Activity
Go through the records and give each one again exactly.

Extracted data
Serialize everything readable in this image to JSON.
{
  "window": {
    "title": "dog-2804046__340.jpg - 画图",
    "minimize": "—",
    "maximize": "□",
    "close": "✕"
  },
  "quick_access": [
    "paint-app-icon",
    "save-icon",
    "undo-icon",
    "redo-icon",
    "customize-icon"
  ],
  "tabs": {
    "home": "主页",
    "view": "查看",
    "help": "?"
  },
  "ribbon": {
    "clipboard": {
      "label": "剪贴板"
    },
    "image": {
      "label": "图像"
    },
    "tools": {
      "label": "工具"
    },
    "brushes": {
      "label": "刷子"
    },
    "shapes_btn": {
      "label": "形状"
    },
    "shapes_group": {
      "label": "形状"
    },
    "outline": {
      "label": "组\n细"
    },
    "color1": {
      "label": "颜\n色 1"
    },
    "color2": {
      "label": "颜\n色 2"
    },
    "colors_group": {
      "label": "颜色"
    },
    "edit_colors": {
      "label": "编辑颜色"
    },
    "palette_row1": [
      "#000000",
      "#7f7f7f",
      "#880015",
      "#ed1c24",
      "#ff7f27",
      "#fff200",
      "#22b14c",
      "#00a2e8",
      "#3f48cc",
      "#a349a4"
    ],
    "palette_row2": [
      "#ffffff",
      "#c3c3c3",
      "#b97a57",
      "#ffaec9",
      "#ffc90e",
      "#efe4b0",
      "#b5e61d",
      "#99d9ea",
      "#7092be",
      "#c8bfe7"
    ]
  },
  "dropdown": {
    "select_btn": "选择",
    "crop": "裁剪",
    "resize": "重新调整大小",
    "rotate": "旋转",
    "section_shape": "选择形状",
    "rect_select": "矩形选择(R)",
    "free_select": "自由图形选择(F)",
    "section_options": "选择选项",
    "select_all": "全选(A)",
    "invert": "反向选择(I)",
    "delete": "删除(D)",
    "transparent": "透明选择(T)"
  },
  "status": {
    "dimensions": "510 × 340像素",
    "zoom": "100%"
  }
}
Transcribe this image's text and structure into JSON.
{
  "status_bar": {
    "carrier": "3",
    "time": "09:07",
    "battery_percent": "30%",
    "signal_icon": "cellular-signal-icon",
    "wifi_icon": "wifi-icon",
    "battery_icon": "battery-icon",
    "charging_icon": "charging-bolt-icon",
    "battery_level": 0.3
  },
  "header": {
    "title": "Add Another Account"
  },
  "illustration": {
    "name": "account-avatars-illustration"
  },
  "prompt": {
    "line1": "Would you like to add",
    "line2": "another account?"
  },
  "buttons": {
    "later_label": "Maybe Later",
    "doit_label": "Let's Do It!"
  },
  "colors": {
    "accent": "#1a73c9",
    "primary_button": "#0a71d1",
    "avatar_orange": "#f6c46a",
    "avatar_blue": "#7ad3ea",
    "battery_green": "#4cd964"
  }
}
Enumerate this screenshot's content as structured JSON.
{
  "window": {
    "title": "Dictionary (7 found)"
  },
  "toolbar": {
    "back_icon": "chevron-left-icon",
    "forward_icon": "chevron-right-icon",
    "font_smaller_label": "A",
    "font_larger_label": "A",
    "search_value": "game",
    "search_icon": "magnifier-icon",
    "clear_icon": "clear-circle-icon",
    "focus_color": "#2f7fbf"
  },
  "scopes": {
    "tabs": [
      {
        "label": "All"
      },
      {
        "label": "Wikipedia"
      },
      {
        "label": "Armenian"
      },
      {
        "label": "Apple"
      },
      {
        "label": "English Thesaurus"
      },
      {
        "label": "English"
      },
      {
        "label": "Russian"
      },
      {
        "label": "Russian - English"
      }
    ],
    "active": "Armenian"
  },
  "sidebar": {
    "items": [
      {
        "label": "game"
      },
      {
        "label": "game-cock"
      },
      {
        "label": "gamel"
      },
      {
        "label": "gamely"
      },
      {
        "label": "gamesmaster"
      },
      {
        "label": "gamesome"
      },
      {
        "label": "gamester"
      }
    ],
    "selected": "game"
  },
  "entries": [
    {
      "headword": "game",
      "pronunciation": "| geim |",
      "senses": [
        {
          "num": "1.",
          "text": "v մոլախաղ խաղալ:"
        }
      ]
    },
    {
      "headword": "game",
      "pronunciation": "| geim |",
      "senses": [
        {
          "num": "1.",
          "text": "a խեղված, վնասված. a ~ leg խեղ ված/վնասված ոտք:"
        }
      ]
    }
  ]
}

Result for this task
Serialize everything readable in this image to JSON.
{
  "window": {
    "title": "dog-2804046__340.jpg - 画图",
    "minimize": "—",
    "maximize": "□",
    "close": "✕"
  },
  "quick_access": [
    "paint-app-icon",
    "save-icon",
    "undo-icon",
    "redo-icon",
    "customize-icon"
  ],
  "tabs": {
    "home": "主页",
    "view": "查看",
    "help": "?"
  },
  "ribbon": {
    "clipboard": {
      "label": "剪贴板"
    },
    "image": {
      "label": "图像"
    },
    "tools": {
      "label": "工具"
    },
    "brushes": {
      "label": "刷子"
    },
    "shapes_btn": {
      "label": "形状"
    },
    "shapes_group": {
      "label": "形状"
    },
    "outline": {
      "label": "组\n细"
    },
    "color1": {
      "label": "颜\n色 1"
    },
    "color2": {
      "label": "颜\n色 2"
    },
    "colors_group": {
      "label": "颜色"
    },
    "edit_colors": {
      "label": "编辑颜色"
    },
    "palette_row1": [
      "#000000",
      "#7f7f7f",
      "#880015",
      "#ed1c24",
      "#ff7f27",
      "#fff200",
      "#22b14c",
      "#00a2e8",
      "#3f48cc",
      "#a349a4"
    ],
    "palette_row2": [
      "#ffffff",
      "#c3c3c3",
      "#b97a57",
      "#ffaec9",
      "#ffc90e",
      "#efe4b0",
      "#b5e61d",
      "#99d9ea",
      "#7092be",
      "#c8bfe7"
    ]
  },
  "dropdown": {
    "select_btn": "选择",
    "crop": "裁剪",
    "resize": "重新调整大小",
    "rotate": "旋转",
    "section_shape": "选择形状",
    "rect_select": "矩形选择(R)",
    "free_select": "自由图形选择(F)",
    "section_options": "选择选项",
    "select_all": "全选(A)",
    "invert": "反向选择(I)",
    "delete": "删除(D)",
    "transparent": "透明选择(T)"
  },
  "status": {
    "dimensions": "510 × 340像素",
    "zoom": "100%"
  }
}
Transcribe this image's text and structure into JSON.
{
  "status_bar": {
    "carrier": "3",
    "time": "09:07",
    "battery_percent": "30%",
    "signal_icon": "cellular-signal-icon",
    "wifi_icon": "wifi-icon",
    "battery_icon": "battery-icon",
    "charging_icon": "charging-bolt-icon",
    "battery_level": 0.3
  },
  "header": {
    "title": "Add Another Account"
  },
  "illustration": {
    "name": "account-avatars-illustration"
  },
  "prompt": {
    "line1": "Would you like to add",
    "line2": "another account?"
  },
  "buttons": {
    "later_label": "Maybe Later",
    "doit_label": "Let's Do It!"
  },
  "colors": {
    "accent": "#1a73c9",
    "primary_button": "#0a71d1",
    "avatar_orange": "#f6c46a",
    "avatar_blue": "#7ad3ea",
    "battery_green": "#4cd964"
  }
}
Enumerate this screenshot's content as structured JSON.
{
  "window": {
    "title": "Dictionary (7 found)"
  },
  "toolbar": {
    "back_icon": "chevron-left-icon",
    "forward_icon": "chevron-right-icon",
    "font_smaller_label": "A",
    "font_larger_label": "A",
    "search_value": "game",
    "search_icon": "magnifier-icon",
    "clear_icon": "clear-circle-icon",
    "focus_color": "#2f7fbf"
  },
  "scopes": {
    "tabs": [
      {
        "label": "All"
      },
      {
        "label": "Wikipedia"
      },
      {
        "label": "Armenian"
      },
      {
        "label": "Apple"
      },
      {
        "label": "English Thesaurus"
      },
      {
        "label": "English"
      },
      {
        "label": "Russian"
      },
      {
        "label": "Russian - English"
      }
    ],
    "active": "Armenian"
  },
  "sidebar": {
    "items": [
      {
        "label": "game"
      },
      {
        "label": "game-cock"
      },
      {
        "label": "gamel"
      },
      {
        "label": "gamely"
      },
      {
        "label": "gamesmaster"
      },
      {
        "label": "gamesome"
      },
      {
        "label": "gamester"
      }
    ],
    "selected": "game"
  },
  "entries": [
    {
      "headword": "game",
      "pronunciation": "| geim |",
      "senses": [
        {
          "num": "1.",
          "text": "v մոլախաղ խաղալ:"
        }
      ]
    },
    {
      "headword": "game",
      "pronunciation": "| geim |",
      "senses": [
        {
          "num": "1.",
          "text": "a խեղված, վնասված. a ~ leg խեղ ված/վնասված ոտք:"
        }
      ]
    }
  ]
}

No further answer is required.